This page is updated daily. The FDOH report today shows another Monroe County resident who had tested positive for COVID-19 has died. A 97-year-old man was confirmed to have died yesterday. This marks the 6th COVID-19 related death in Monroe County. We are awaiting specifics from local DOH on current hospitalizations today (yesterday there were 5 – 3 at Lower Keys Medical Center and 2 at the Baptist run hospitals). The number of new cases listed in the report today is 32; the highest number to date for a single day in Monroe County. Three previously confirmed cases have been removed from the Monroe County list due to residency in a different Florida county. The cumulative total for Monroe County has risen by 29 and is now 427. Of the 32 new cases, 10 are residents of Key West (now 147), 9 are residents of Key Largo (now 76), 3 in Tavernier (now 55), 3 in Islamorada (now 22), 2 in Summerland (now 8), 1 in Stock Island (now 3), and 3 cases do not as yet have residency determined. Of the 32 new individuals who have tested positive 14 are 40-years-old or younger, 9 are between 41 and 60 years old, 8 are over 60 years old with the oldest being a 76-year-old.
Here in Stock Island, in just a few years, we have had such over development that we have a hard time getting off Stock Island and onto US 1 highway, the traffic has become horrendous with too many cars. Parking has become an issue. Our neighbors have been evicted from their homes, with no protection from our local government, only assistance to the developers who evicted these families.

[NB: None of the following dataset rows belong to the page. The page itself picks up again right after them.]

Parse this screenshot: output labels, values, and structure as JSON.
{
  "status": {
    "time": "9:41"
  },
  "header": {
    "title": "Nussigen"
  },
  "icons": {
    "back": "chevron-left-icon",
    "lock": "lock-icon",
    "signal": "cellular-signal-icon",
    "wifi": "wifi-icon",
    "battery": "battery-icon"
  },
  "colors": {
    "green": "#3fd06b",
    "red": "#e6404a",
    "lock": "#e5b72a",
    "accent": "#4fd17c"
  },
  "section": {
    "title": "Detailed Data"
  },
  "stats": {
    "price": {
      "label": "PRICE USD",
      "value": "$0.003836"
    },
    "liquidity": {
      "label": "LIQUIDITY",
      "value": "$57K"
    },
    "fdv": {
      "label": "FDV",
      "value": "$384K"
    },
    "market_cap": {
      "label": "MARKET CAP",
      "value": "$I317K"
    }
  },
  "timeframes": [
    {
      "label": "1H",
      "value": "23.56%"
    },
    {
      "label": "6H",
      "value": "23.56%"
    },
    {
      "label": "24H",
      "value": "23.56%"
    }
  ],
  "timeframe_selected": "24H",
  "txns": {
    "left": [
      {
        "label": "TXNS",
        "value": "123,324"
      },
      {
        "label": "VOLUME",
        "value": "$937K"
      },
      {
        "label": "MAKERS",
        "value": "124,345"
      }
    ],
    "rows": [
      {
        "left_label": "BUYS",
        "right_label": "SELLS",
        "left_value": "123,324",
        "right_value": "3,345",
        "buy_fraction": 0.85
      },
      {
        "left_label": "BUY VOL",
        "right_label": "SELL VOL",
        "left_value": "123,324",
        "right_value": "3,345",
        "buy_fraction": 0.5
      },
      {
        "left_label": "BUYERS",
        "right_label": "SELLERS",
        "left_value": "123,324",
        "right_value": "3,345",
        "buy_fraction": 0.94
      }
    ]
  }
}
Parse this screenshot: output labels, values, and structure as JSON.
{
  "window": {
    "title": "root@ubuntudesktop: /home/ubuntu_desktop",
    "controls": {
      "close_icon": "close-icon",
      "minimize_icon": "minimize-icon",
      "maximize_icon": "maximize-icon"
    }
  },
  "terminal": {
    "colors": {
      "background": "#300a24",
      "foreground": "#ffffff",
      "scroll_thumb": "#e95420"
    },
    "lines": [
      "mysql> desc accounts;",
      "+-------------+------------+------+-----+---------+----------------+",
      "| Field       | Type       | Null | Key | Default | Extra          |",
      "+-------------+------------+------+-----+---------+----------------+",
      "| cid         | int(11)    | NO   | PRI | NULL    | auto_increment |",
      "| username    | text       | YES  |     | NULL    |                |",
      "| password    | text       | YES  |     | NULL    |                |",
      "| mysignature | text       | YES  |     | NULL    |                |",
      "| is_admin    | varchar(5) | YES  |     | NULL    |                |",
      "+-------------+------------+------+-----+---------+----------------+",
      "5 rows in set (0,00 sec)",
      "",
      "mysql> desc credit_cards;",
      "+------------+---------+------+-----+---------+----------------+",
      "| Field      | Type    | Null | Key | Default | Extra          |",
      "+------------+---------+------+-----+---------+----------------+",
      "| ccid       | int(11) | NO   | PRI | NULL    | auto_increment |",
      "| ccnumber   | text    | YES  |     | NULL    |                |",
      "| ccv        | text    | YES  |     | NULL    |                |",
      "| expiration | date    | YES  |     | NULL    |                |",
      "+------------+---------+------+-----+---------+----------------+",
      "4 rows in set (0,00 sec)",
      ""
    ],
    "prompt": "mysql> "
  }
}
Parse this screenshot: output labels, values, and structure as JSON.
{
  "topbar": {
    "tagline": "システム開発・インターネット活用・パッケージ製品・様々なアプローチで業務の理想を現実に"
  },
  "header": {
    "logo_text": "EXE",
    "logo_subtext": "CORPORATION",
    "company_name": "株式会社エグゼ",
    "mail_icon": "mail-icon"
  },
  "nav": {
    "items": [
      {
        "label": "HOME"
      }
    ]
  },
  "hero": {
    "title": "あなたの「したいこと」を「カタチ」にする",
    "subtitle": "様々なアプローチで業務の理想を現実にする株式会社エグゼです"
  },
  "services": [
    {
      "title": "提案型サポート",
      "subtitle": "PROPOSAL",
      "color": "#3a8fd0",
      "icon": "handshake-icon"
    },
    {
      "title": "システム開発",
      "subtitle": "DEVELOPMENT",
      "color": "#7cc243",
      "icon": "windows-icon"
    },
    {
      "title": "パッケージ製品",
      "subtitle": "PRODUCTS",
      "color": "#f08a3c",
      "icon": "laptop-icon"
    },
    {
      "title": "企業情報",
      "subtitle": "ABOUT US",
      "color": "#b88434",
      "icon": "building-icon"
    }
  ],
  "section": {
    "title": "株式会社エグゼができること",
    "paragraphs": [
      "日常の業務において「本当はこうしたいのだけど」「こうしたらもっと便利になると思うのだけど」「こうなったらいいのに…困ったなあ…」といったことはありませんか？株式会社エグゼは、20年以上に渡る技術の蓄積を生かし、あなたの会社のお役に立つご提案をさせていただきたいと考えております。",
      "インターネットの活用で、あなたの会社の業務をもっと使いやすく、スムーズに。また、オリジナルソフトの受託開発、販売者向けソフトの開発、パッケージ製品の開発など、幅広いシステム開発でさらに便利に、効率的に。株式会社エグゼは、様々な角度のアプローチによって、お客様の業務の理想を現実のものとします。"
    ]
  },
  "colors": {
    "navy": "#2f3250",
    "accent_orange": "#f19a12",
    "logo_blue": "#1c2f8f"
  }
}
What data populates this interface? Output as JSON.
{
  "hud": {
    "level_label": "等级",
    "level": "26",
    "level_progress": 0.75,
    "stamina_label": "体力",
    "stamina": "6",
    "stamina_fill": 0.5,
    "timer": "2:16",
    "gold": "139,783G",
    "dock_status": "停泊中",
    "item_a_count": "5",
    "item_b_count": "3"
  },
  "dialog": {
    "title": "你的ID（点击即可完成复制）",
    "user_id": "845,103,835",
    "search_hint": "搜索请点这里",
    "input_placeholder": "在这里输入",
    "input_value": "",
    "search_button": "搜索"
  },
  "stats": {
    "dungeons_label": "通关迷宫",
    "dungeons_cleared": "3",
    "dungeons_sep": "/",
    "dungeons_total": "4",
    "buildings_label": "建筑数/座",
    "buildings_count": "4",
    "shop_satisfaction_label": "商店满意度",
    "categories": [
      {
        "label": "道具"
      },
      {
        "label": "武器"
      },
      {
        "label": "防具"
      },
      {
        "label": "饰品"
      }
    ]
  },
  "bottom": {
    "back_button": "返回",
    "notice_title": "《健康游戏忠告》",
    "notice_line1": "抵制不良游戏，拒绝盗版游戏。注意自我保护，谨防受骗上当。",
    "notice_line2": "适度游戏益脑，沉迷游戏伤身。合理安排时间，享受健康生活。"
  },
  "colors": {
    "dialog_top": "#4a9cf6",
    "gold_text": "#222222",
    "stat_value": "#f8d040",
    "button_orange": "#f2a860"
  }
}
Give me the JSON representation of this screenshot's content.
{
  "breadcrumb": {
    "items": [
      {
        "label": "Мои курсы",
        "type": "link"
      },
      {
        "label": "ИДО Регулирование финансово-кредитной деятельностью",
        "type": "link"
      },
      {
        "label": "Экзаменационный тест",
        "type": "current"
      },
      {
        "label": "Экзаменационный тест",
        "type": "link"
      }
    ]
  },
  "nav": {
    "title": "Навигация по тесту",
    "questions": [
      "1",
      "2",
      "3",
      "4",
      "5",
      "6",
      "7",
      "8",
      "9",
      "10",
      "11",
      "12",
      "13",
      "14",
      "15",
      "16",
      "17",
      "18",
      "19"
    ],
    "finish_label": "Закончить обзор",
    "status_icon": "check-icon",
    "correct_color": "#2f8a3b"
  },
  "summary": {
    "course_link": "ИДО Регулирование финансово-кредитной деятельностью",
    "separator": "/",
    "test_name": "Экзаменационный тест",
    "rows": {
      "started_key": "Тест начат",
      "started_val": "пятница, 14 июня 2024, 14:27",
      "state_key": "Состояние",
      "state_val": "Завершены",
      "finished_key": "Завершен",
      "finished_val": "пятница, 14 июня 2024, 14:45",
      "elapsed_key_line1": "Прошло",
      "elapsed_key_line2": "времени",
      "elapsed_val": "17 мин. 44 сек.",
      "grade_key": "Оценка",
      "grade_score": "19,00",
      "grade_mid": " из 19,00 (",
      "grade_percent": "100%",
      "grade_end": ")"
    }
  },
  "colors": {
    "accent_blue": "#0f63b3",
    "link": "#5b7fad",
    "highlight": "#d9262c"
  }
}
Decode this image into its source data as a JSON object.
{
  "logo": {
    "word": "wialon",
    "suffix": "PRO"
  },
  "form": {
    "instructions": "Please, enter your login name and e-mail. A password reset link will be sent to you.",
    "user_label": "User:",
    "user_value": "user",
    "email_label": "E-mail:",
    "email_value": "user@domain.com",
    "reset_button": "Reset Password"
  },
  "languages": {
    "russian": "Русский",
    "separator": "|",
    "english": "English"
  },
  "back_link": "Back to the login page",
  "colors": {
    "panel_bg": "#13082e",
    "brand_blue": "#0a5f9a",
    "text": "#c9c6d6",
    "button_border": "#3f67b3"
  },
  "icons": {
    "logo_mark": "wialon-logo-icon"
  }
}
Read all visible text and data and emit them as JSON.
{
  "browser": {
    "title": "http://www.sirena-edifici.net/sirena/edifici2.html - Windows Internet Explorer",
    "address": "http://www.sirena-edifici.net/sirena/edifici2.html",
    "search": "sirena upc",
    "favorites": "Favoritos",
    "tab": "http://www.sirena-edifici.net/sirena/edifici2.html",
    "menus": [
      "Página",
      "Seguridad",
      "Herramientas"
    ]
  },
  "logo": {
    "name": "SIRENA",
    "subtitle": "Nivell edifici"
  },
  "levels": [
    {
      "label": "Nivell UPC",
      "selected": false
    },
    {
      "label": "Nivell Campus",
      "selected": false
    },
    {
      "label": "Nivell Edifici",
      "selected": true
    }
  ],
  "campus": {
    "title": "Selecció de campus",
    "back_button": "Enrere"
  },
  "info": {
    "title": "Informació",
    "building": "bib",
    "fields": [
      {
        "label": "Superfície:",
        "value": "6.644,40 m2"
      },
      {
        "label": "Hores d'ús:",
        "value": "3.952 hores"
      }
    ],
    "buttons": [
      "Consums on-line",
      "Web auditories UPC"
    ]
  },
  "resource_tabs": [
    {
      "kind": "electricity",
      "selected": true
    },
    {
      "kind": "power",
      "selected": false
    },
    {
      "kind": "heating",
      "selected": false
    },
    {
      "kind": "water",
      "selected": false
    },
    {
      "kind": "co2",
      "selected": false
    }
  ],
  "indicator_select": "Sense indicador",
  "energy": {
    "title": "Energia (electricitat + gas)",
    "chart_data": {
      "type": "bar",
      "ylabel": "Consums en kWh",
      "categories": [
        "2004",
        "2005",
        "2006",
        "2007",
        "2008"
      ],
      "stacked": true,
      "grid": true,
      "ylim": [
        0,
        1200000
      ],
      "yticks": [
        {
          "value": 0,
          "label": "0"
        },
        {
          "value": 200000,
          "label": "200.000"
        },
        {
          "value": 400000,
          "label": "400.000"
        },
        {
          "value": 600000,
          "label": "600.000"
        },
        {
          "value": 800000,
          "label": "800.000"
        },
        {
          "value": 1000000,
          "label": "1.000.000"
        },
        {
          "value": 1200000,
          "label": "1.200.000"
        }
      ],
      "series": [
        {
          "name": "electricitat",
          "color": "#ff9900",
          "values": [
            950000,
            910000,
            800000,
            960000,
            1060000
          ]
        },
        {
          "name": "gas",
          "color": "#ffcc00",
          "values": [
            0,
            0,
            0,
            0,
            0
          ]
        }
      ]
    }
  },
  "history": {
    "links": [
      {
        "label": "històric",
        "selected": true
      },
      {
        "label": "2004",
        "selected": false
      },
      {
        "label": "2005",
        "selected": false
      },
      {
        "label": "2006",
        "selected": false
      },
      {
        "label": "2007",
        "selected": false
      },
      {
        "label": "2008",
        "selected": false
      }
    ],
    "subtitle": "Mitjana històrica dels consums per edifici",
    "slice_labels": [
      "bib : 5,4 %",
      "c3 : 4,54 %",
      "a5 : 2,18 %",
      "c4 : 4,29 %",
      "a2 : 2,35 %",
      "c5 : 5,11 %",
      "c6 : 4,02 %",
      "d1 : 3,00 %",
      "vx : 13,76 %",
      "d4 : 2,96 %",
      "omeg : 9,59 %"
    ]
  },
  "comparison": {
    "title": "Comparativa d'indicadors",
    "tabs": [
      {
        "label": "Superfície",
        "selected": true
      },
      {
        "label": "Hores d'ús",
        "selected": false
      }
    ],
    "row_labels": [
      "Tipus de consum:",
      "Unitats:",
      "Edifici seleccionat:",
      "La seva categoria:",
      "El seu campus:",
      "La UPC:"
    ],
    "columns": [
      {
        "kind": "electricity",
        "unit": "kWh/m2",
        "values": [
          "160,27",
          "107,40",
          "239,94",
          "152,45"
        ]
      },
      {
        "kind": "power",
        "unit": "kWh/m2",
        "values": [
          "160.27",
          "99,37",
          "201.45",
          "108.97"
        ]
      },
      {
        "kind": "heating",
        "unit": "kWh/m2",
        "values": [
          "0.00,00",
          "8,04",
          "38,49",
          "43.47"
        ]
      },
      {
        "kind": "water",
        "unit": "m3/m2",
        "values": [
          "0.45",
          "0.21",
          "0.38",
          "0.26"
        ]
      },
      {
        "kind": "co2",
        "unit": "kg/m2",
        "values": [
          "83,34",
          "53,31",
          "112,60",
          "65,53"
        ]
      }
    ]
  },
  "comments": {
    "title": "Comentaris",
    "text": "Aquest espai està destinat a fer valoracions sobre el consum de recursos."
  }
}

On May 21st Adam Bounds, who was shot 3 times inside his houseboat by FWC Captain David Dipre during an October 15th welfare check, was arrested for attempted arson and threatening a law enforcement officer. Bounds has since been released on bond. Today we received an unredacted copy of the Monroe County Sheriff’s Office’s May 20th probable cause statement.
The governor of the state of New York just initiated an interesting program: over the next nine months he invites every community in his state to “put pen to paper” and propose what kind of police force they want. “It’s not that government gives us their vision of what the police should look like because we have government’s vision of what the police should look like: It’s called the current police.” He wants to hear what ideas the people have to propose. Now that is a great idea. Why couldn’t the Keys and Key West do the same?